Unfiltered Batch #005 — City Lights

 

A series of photos/stories that didn't make the book.

 

 

Bright tank future

In 1902, Milwaukee Gas Light Company started construction on a coal-gasification plant to fuel Brew City's street lights. The Menomonie Valley complex was designed by Alexander Eschweiler, a famous Milwaukee architect who incorporated Carnegie Steel and Tiffany & Co. brickwork into his final plans. Fast forward to this decade and you'll see City Lights Brewing Co. now inhabits two of the complex's four buildings. SoCB visited the site before brewery renovations began in 2015, capturing this remnant of a former tenant hanging on the hand-glazed Tiffany tiles.

In 1902, Milwaukee Gas Light Company started construction on a coal-gasification plant to fuel Brew City's street lights. The Menomonie Valley complex was designed by Alexander Eschweiler, a famous Milwaukee architect who incorporated Carnegie Steel and Tiffany & Co. brickwork into his final plans. Fast forward to this decade and you'll see City Lights Brewing Co. now inhabits two of the complex's four buildings. SoCB visited the site before brewery renovations began in 2015, capturing this remnant of a former tenant hanging on the hand-glazed Tiffany tiles.

 
 
 
 

City Lights currently occupies the first two floors of the tower, but they have nosh plans for the rest of Rapunzel's Midwest vacation home. As you work your way up seven floors, there's a feeling of déjà vu for four of them. Each flight of stairs lead into the next empty space with markings in the concrete floor where water tanks used to sit. The climb is steep and it takes considerable effort to avoid hitting your head on the..."Ow! Piece.

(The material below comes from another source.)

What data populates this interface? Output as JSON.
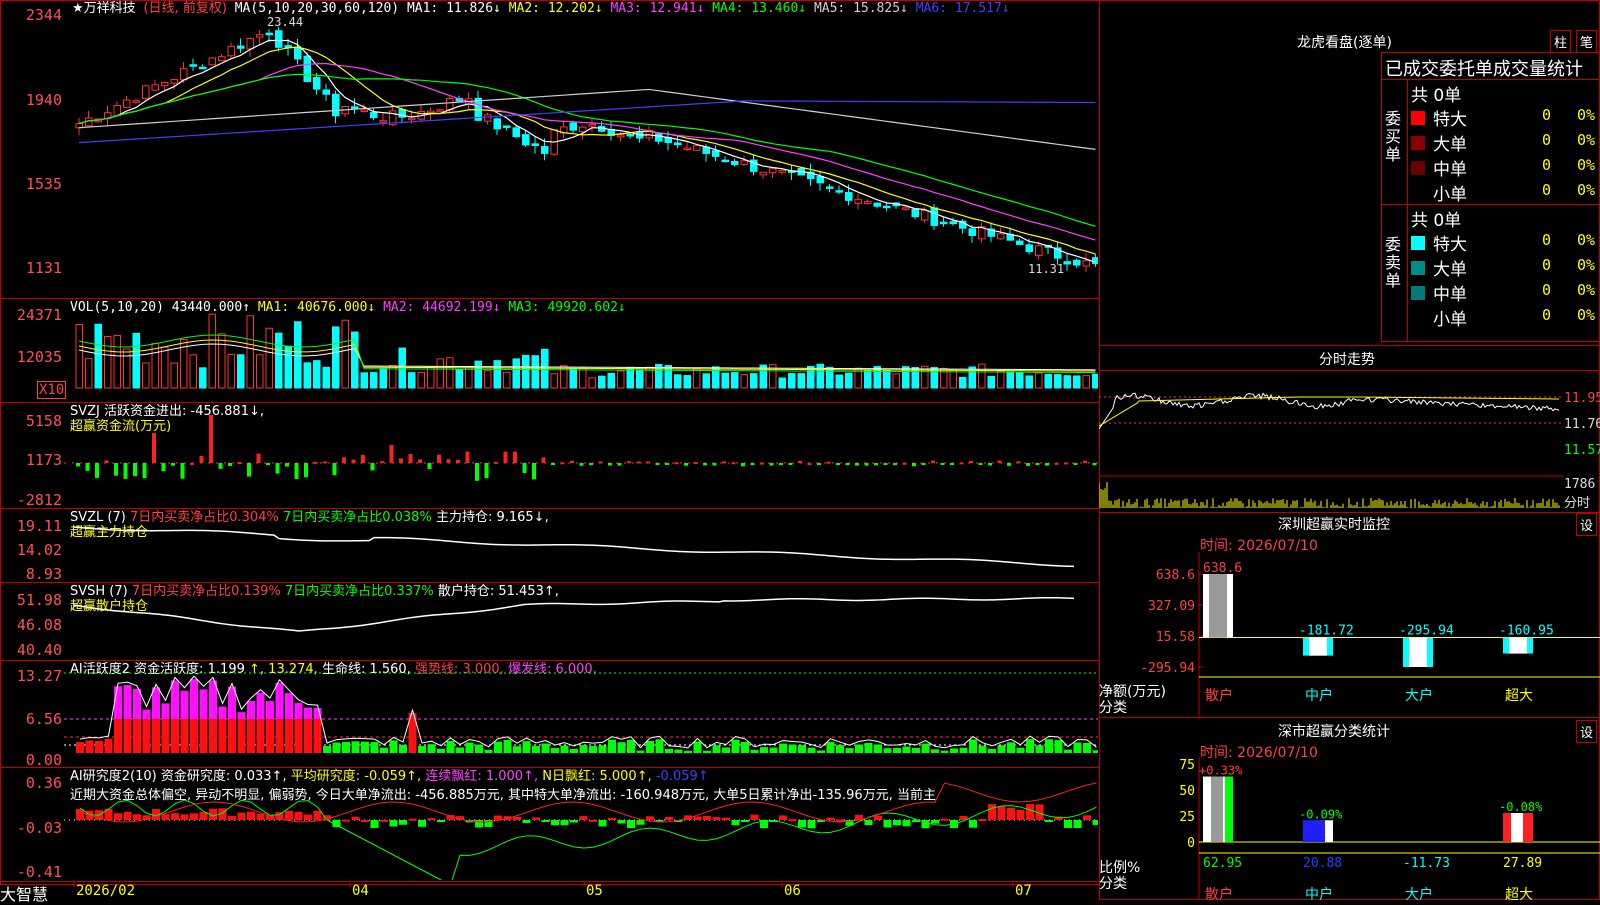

Of. Shit!"

After stopping to catch my breath, and starting to think if the summit is all it's cracked up to be, I put my head down and made my way up another set of..."GOD DAMNIT, Eschweiler! How tall do you think people are?!"

 
 

Thankfully, the top floor is by far the most impressive. And with a bit of work, you can see this becoming one of Milwaukee's coolest restaurants.

Obviously, the rickety staircase to nowhere had to be climbed. My strategy was to put one-third of my weight into each step, then 50 percent, then 80 percent, 85 percent, and finally 93 percent before fully committing to standing on the next stair.  Personally, the pigeon juice wasn't worth the squeeze, but I included the shot from the top anyway.

 
 
 

Milwaukee, Wisconsin